Exercise aim:
Among the entries below, determine how many lines contain the word "arrow" and state only that figure.

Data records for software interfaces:

◆ ◆ ◆ ◆

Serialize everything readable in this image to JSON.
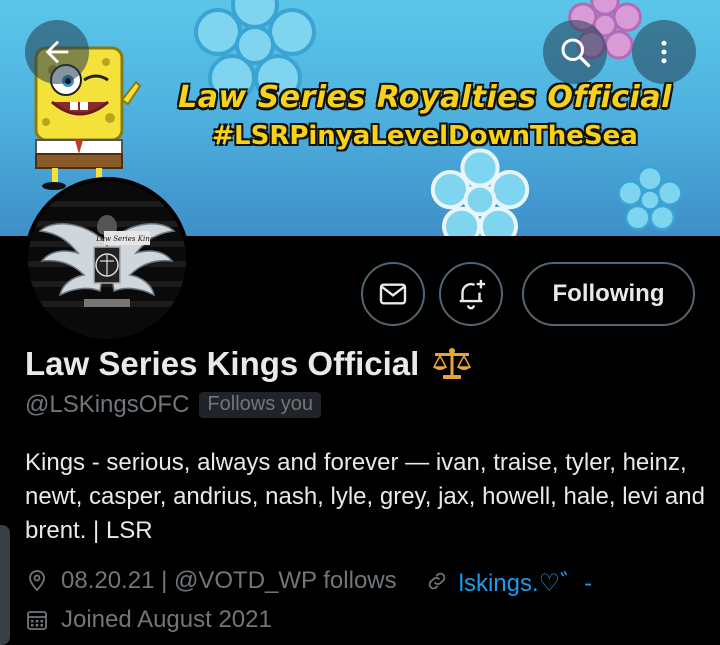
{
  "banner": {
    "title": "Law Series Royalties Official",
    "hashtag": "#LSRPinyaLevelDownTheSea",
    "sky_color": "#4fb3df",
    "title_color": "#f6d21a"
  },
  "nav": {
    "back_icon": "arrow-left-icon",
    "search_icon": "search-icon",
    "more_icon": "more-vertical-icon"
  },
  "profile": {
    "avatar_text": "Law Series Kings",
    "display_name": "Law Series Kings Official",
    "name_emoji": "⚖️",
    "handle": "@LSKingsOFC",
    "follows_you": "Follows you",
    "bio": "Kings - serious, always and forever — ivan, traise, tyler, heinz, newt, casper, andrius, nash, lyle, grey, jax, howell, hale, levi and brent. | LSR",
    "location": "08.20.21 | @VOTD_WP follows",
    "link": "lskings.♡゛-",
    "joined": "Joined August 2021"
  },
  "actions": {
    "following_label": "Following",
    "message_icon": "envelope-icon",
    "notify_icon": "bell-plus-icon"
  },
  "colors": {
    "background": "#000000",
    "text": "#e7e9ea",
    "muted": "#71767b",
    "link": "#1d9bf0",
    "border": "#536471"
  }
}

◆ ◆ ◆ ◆

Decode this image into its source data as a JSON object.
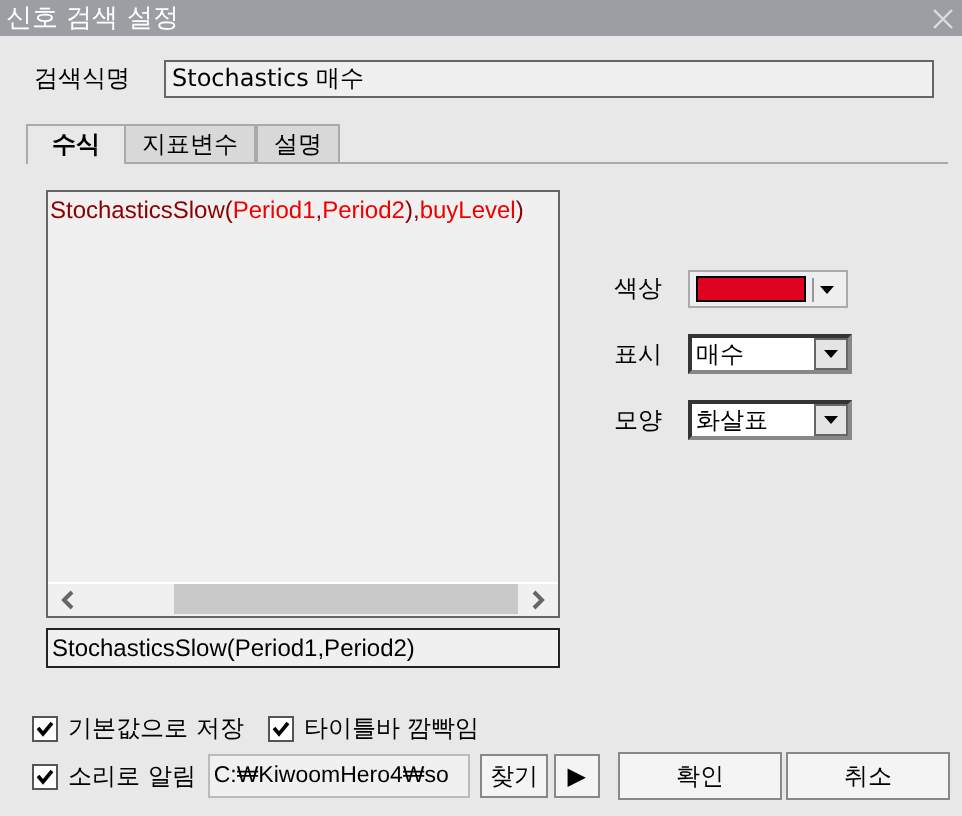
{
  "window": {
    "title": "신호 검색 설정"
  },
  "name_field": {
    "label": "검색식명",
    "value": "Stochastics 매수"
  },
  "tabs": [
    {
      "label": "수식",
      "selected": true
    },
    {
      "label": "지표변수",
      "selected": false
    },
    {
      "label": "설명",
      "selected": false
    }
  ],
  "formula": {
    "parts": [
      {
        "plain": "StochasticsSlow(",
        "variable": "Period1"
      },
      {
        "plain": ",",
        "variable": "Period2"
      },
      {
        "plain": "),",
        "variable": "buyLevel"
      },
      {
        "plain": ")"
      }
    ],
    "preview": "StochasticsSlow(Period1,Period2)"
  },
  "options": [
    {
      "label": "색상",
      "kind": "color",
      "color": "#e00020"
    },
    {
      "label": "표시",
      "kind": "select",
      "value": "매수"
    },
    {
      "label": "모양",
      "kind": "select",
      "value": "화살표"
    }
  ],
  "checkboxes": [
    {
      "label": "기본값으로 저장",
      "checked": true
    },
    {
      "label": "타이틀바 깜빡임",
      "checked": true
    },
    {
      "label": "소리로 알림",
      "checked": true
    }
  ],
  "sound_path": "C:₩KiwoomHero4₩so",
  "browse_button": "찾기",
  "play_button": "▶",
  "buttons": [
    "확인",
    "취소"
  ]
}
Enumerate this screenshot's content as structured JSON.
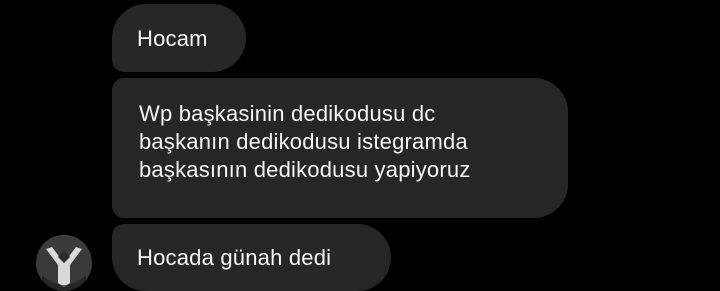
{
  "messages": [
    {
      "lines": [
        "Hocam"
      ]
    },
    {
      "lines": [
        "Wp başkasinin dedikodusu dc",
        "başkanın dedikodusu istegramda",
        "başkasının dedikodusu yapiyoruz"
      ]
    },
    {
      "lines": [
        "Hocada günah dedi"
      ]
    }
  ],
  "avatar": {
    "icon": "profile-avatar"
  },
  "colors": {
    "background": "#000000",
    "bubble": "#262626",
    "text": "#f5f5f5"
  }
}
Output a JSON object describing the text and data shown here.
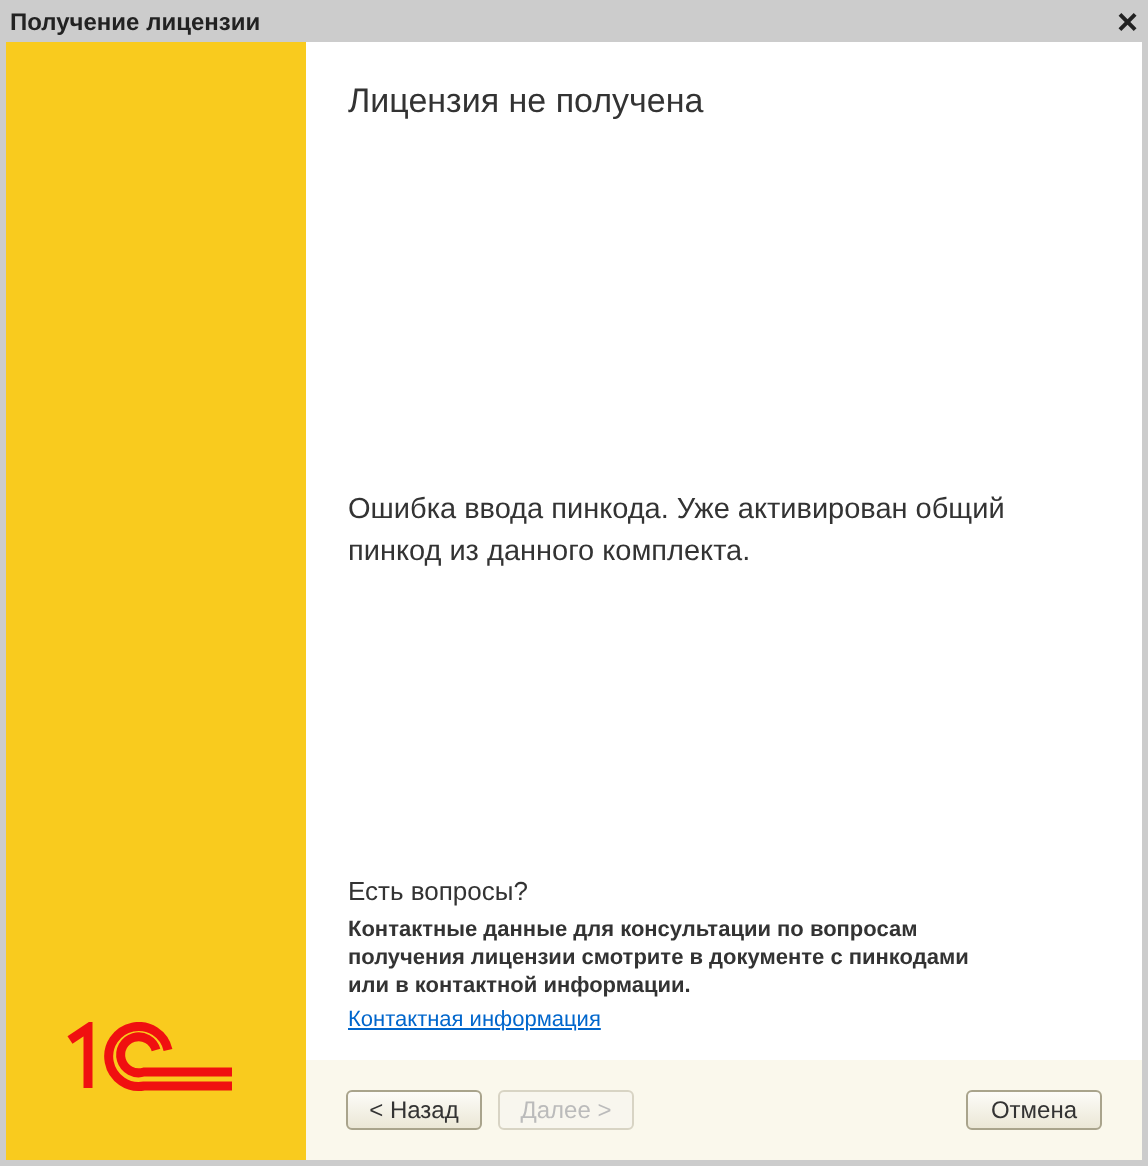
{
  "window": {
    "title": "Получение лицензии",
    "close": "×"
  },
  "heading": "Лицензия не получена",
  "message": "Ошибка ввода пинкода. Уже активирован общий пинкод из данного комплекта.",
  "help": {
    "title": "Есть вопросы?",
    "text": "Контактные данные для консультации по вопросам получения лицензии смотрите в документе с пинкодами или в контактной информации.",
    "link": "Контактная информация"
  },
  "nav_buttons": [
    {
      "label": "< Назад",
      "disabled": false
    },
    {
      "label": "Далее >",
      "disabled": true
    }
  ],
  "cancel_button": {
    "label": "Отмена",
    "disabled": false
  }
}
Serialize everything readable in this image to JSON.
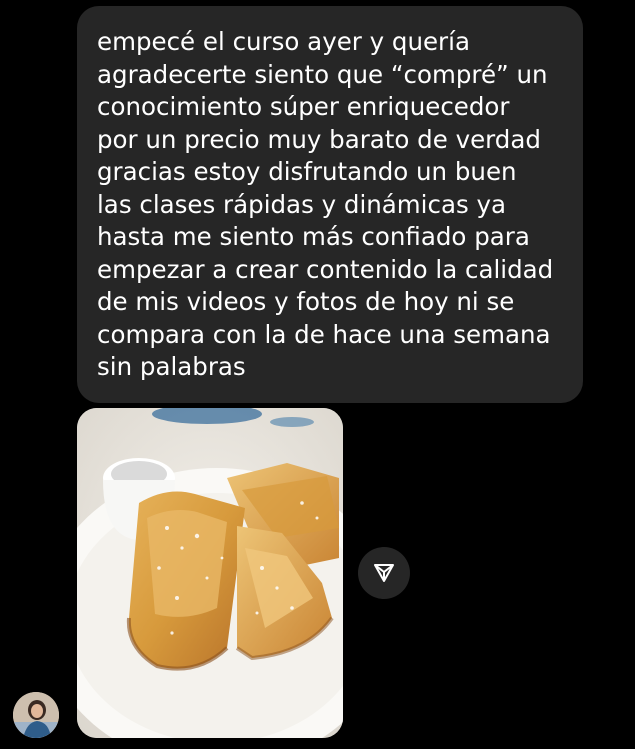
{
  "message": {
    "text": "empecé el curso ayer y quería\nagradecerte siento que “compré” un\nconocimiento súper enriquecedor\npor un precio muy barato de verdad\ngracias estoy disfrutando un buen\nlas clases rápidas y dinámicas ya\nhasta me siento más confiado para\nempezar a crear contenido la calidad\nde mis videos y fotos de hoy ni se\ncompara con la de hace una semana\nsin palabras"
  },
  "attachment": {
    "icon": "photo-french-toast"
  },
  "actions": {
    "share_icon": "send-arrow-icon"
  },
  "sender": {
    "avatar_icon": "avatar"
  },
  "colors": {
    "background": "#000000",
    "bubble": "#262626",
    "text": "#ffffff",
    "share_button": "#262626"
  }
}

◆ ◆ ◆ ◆

Solution to this problem:
2